Camboritum’s other element, *cambo-, presents a problem. All over Europe it is described as Celtic for ‘crooked, curved’. However, the common landscape feature of at least 70 places in south-central France with names like Cambon or Chambon is actually ‘fertile alluvial farmland beside a river’. This is generally considered to be a sense development from a Gaulish original that meant ‘land in a river bend’ (Lacroix, 2005), but the change may have taken place in Vulgar Latin under the influence of campus ‘field’ and the analogous element in Germanic languages developed similarly.
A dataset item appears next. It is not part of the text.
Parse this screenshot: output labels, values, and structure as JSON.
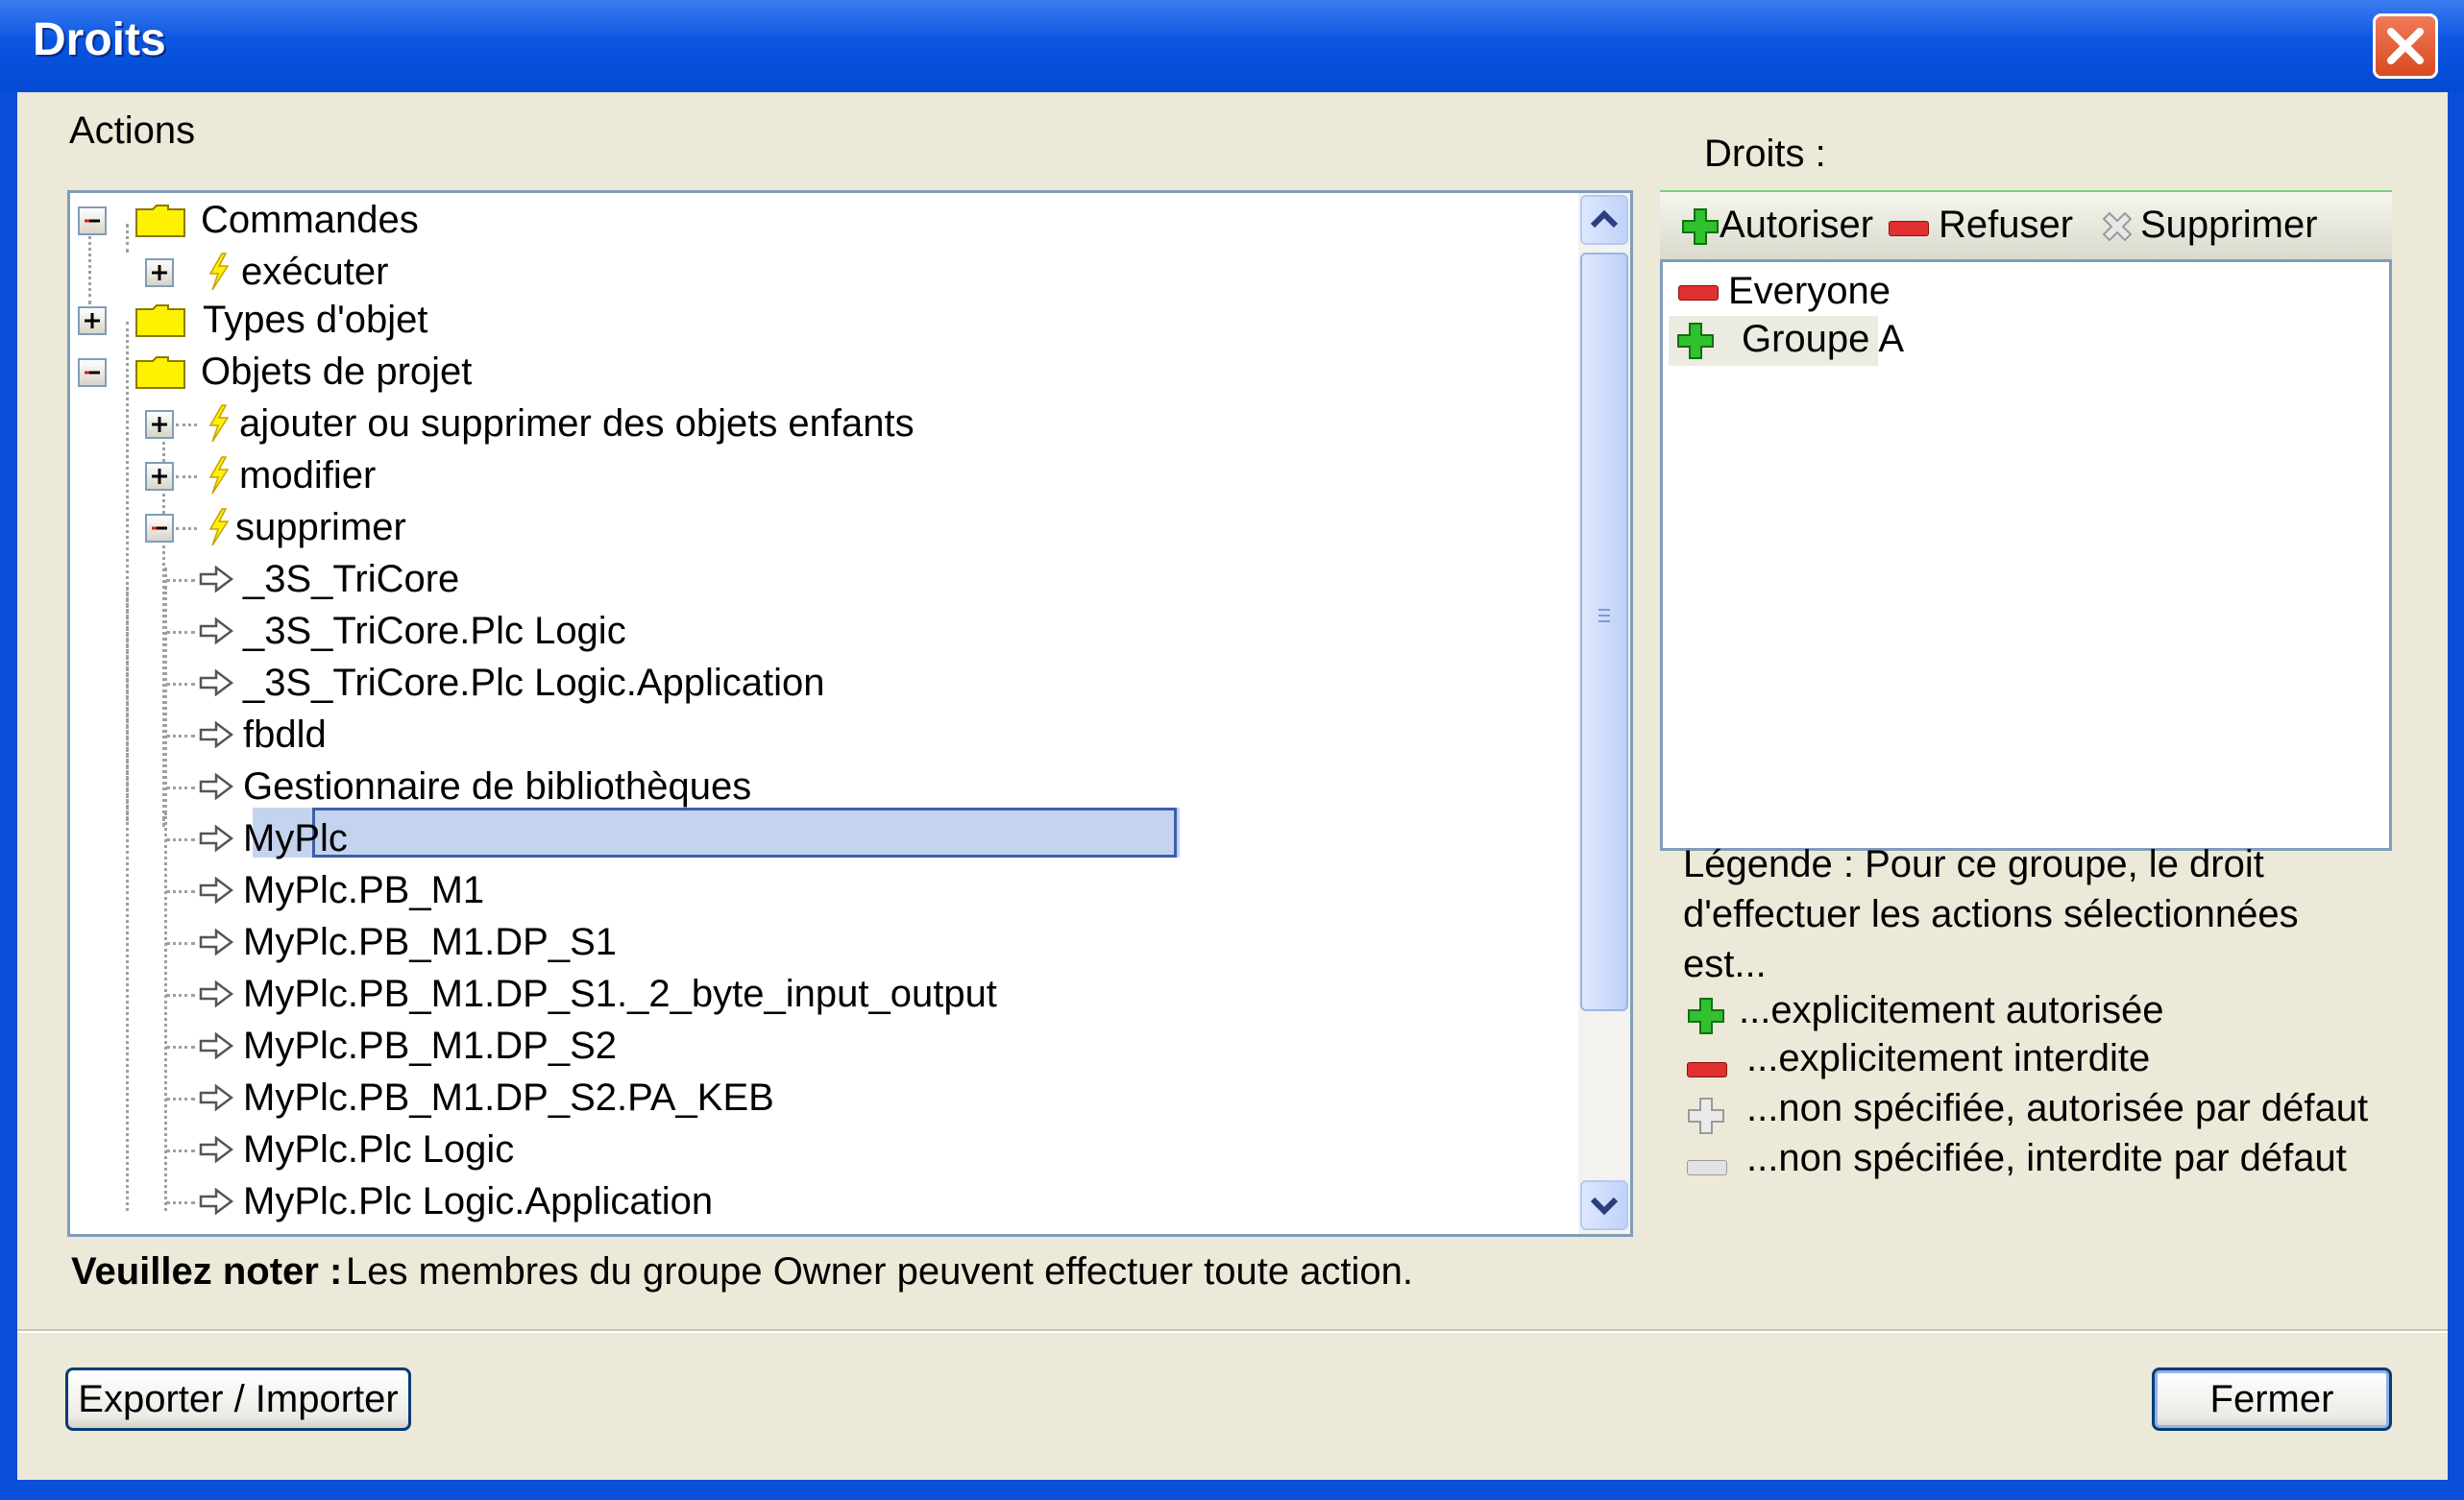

A Germanic translation of Camboritum would be ‘comb stream’, from PG *kambaz ‘comb’ and *riþaz ‘stream’. Modern Combs, not far away in Suffolk, probably comes from OE camb ‘comb’ (Gelling & Cole, 2003). Comb is a common element in northern place names, meaning a ridge a bit like a cock’s comb, but what might that mean in East Anglia? The word has been adopted by geologists, as kaim or kame, to mean an elongated mound of gravel deposited by melting glaciers, which can impose a wiggly course upon a river. Norfolk has a famous example of such a glacial feature, the Blakeney Esker, left by the last Ice Age. Glacial deposits further south in Suffolk were left by the Ice Age before that.
Near Camboglanna fort on Hadrian’s Wall: “Extensive accumulations of sands and gravels, formed in part by glacial meltwaters, form highly distinctive hummocky country” (UNESCO, 2008). Similar comments about glacial deposits can be read for Morecambe (in Lancashire, Ptolemy’s Μορικαμβε), Kempten (in Bavaria, Strabo’s Cambodunum), possible locations of AI’s Cambodunum (in Yorkshire), Cambus (in Scotland), and De Kempen (in Belgium).
What is clear is that comb and camb are the same word, just like lond and land are two versions of the same. (See London: etymology)
River names : Wear, Weser, Isère, etc.Etymologies of the rivers Weser, Werra, Wiesaz (Germany), Wear (UK), Vistula (Poland), Vésère, La Vis,
Vesouze, Vesonze, Visance, Vère, Besançon (France), Viesinta (Lithuania), Vesder (Belgium), Bisenzio (Toscany, Italy),